4. At the beginning of this century, a former Professor at the University came to the papal throne under the name of ...
Joseph Ratzinger, 2005
Pope Benedict XVI was born in Marktl am Inn, Diocese of Passau (Germany), on April 16, 1927 (Holy Saturday) and was baptized the same day. His father, a policeman, belonged to an old family of farmers of humble economic circumstances from Lower Bavaria. His mother was the daughter of artisans from Rimsting on the shore of Lake Chiem, and before marrying she had worked as a cook in various hotels. He spent his childhood and adolescence in Traunstein, a small village near the Austrian border, 30 km. from Salzburg. In this context, that he himself defined as "Mozartian", he received his Christian, human and cultural education. Not easy was the period of his youth. Faith and the family upbringing prepared him for the harsh experience of those years, during which the Nazi regime pursued a hostile attitude towards the Catholic Church. The young Joseph saw some Nazis beating the Parish Priest before the celebration of the Holy Mass. It was just during that complex situation that he discovered the beauty and truth of faith in Christ; concerning this, a key role played his family's attitude, that always gave him a clear witness of goodness and hope, rooted in a convinced attachment to the Church.
From 1946 to 1951 he studied philosophy and theology in the Higher School of Philosophy and Theology of Freising and at the University of Monaco of Bavaria. He was ordained June 29, 1951. One year later he began teaching at the Higher School of Freising. In 1953 he obtained his doctorate in theology with a thesis entitled "People and House of God in St. Augustine's doctrine of the Church." Four years later, under the direction of the renowned professor of fundamental theology Gottlieb Söhngen, he qualified for University teaching with a dissertation on: "The Theology of History in St Bonaventure". After lecturing on dogmatic and fundamental theology at the Higher School of Philosophy and Theology in Freising, he continued to teach at Bonn, from 1959 to 1963; in Munster, from 1963 to 1966, and in Tübingen, from 1966 to 1969. In the latter year he became professor of dogmatics and history of dogma at the University of Regensburg, where he held also the position of Vice President of the University.
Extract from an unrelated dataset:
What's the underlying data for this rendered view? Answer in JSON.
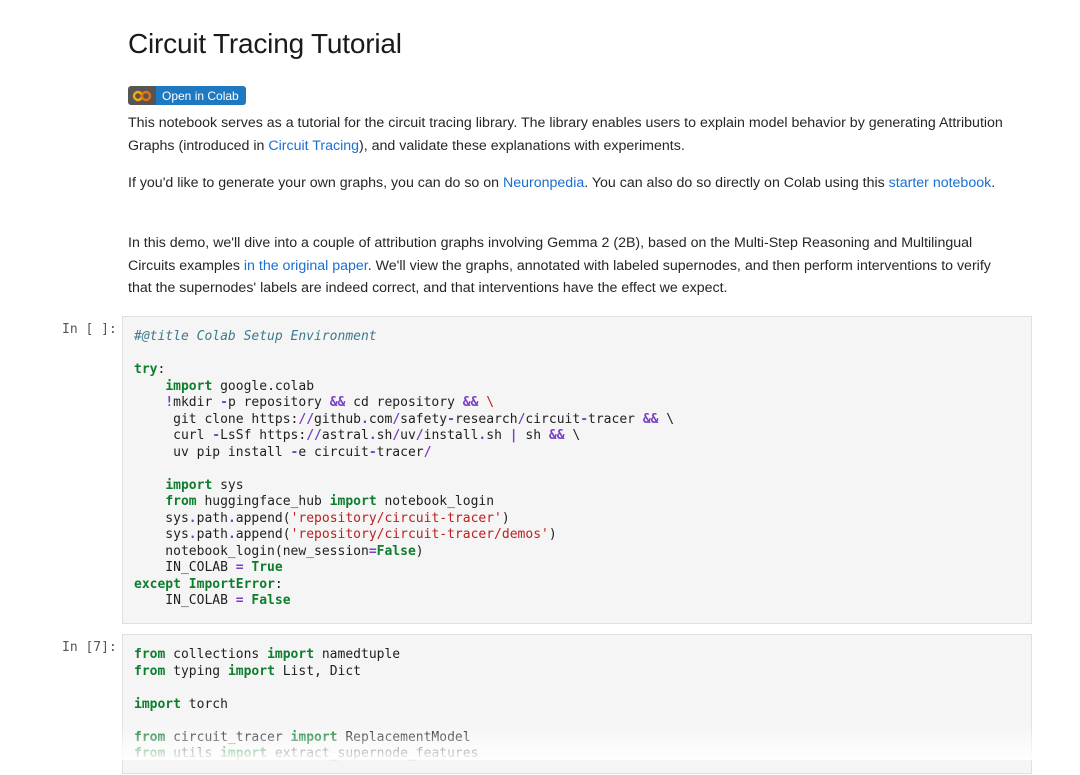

From 1962 to 1965 he made a notable contribution to Vatican II as an "expert"; he attended as theological advisor of Cardinal Joseph Frings, Archbishop of Cologne. An intense scientific activity led him to important positions in the service of the German Bishops' Conference and the International Theological Commission.
In 1972, together with Hans Urs von Balthasar, Henri de Lubac and other great theologians, he initiated the theological journal "Communio".
From 1972 to 1973 he taught at the Pontifical Gregorian University taking his course on the topic "Eucharistielehre." On 25 March 1977 Pope Paul VI appointed him Archbishop of Monaco and Freising and received episcopal ordination on May 28. Paul VI created him Cardinal, with the priestly title of "Santa Maria Comforter to Tiburtino", in the Consistory of 27 June of the same year. In 1978, Cardinal Ratzinger took part in the Conclave which elected John Paul I, from 25 to 26 August. In October of the same year he took part in the Conclave that elected Pope John Paul II. On 25 November 1981 John Paul II appointed him Prefect of the Congregation for the Doctrine of the Faith and President of the Pontifical Biblical Commission and of the International Theological Commission. On 15 February 1982 he resigned the pastoral governance of the Archdiocese of Monaco and Freising; on 5 April 1993 the Holy Father elevated him to the Order of Bishops assigning to him the Suburbicarian of Velletri - Segni.
On 19 April 2005 he was elected pope by the cardinals in conclave and took the name of Benedict XVI.